Data about app and page elements

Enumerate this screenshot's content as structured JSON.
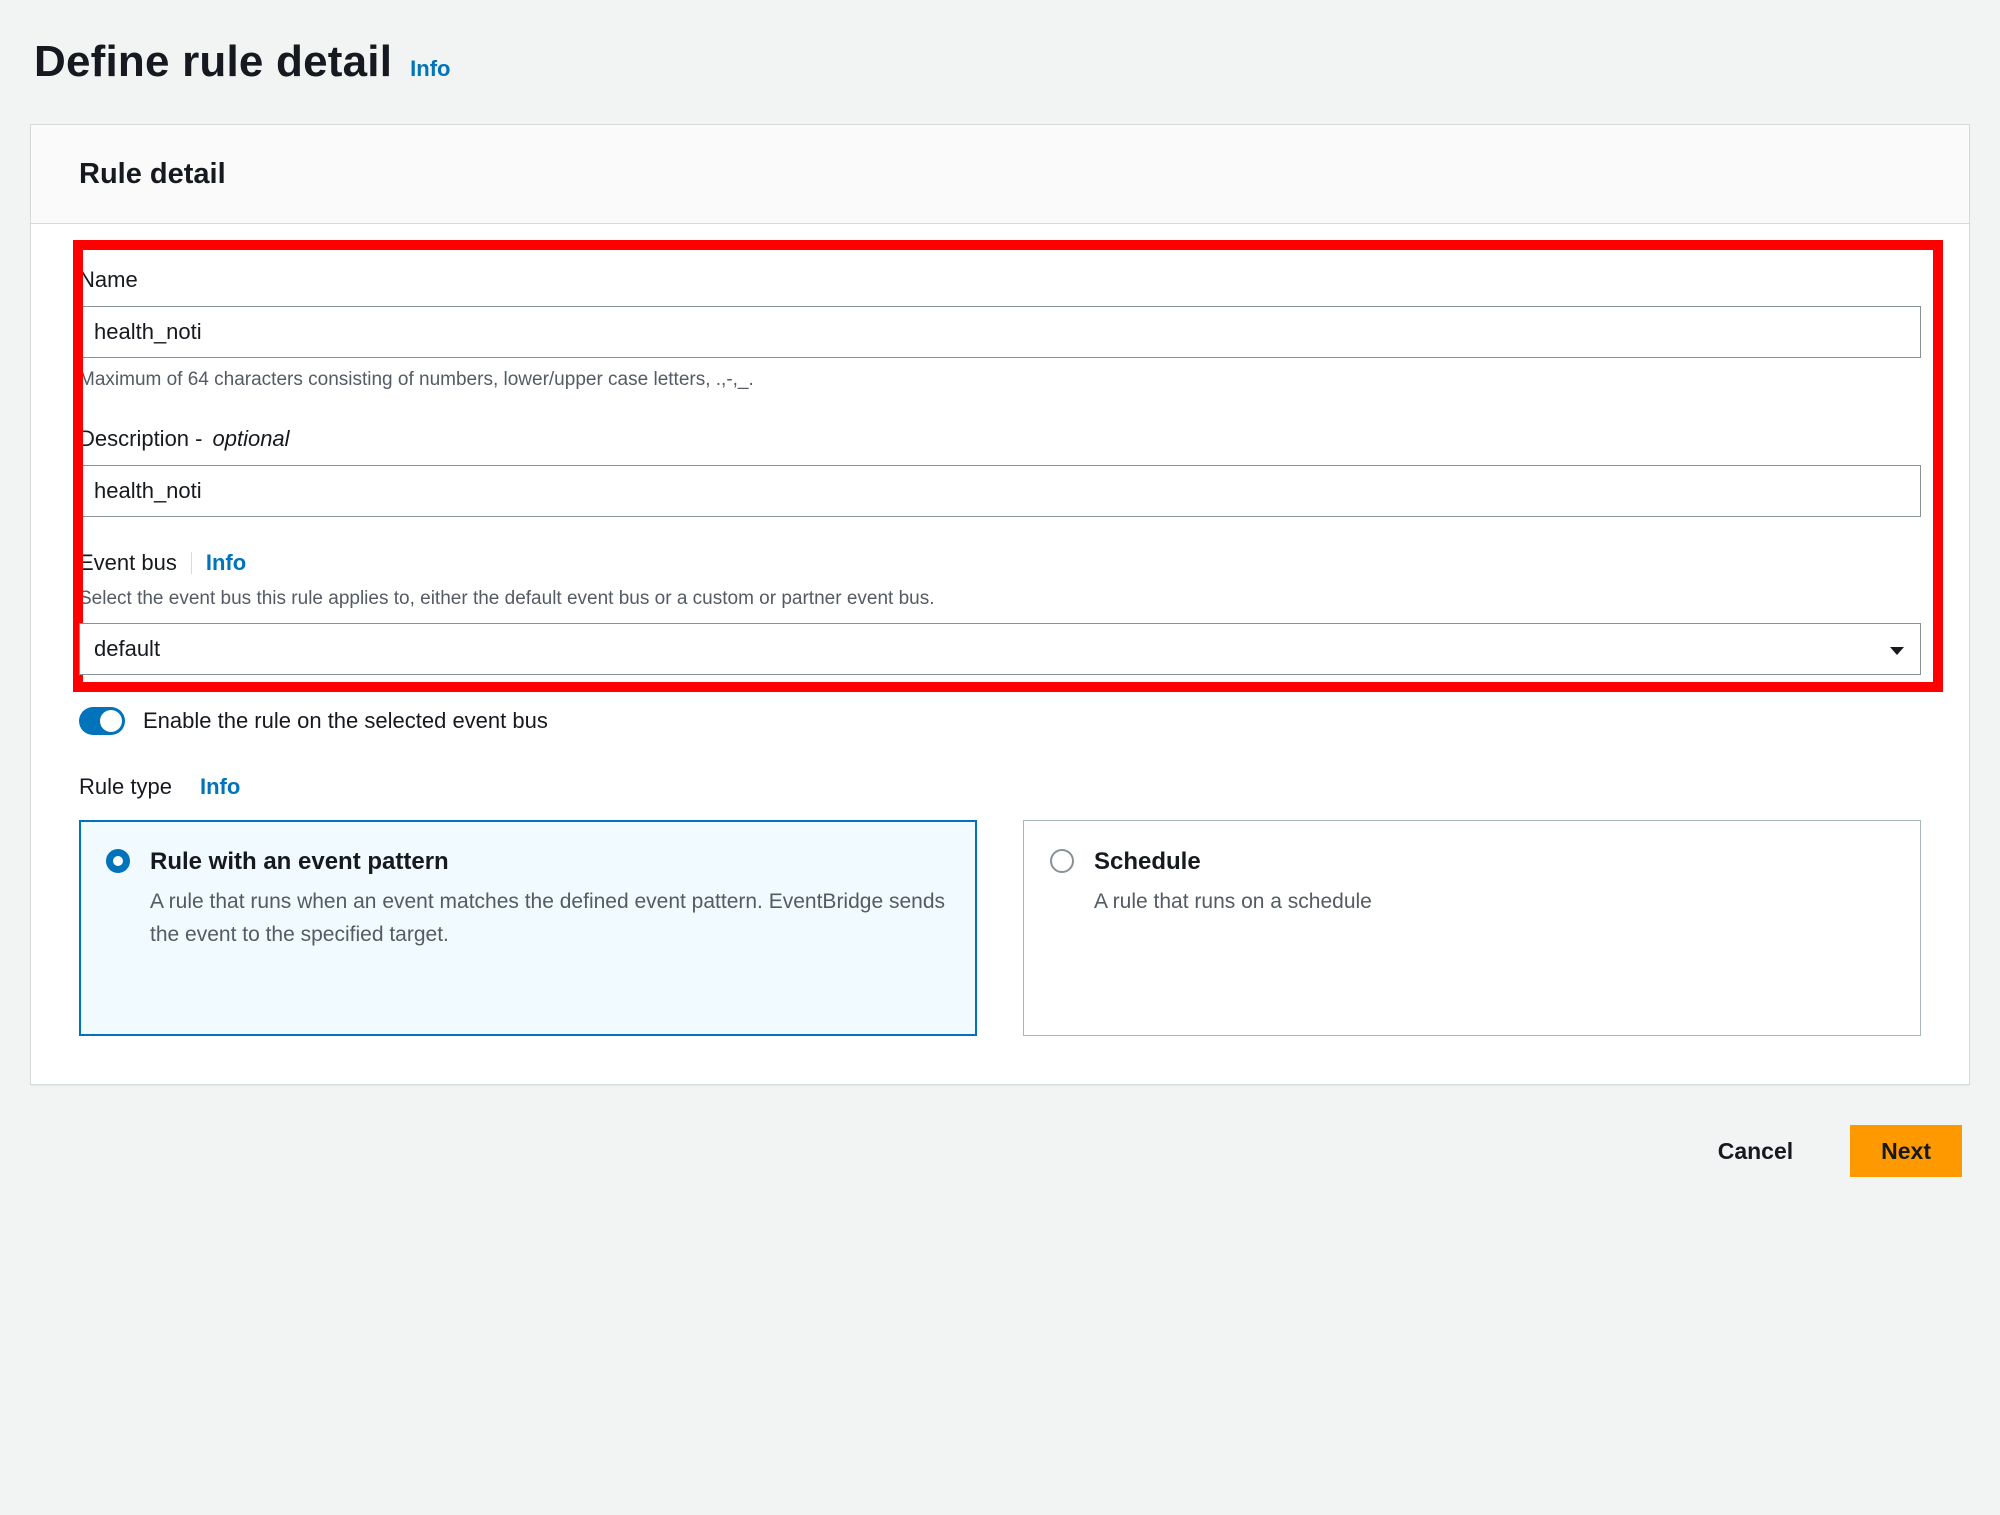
{
  "page": {
    "title": "Define rule detail",
    "info_label": "Info"
  },
  "card": {
    "header": "Rule detail"
  },
  "fields": {
    "name": {
      "label": "Name",
      "value": "health_noti",
      "hint": "Maximum of 64 characters consisting of numbers, lower/upper case letters, .,-,_."
    },
    "description": {
      "label": "Description - ",
      "optional": "optional",
      "value": "health_noti"
    },
    "event_bus": {
      "label": "Event bus",
      "info_label": "Info",
      "hint": "Select the event bus this rule applies to, either the default event bus or a custom or partner event bus.",
      "selected": "default"
    },
    "enable_toggle": {
      "on": true,
      "label": "Enable the rule on the selected event bus"
    },
    "rule_type": {
      "label": "Rule type",
      "info_label": "Info",
      "options": [
        {
          "title": "Rule with an event pattern",
          "desc": "A rule that runs when an event matches the defined event pattern. EventBridge sends the event to the specified target.",
          "selected": true
        },
        {
          "title": "Schedule",
          "desc": "A rule that runs on a schedule",
          "selected": false
        }
      ]
    }
  },
  "actions": {
    "cancel": "Cancel",
    "next": "Next"
  }
}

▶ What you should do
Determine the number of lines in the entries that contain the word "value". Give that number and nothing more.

▶ Response to the exercise
2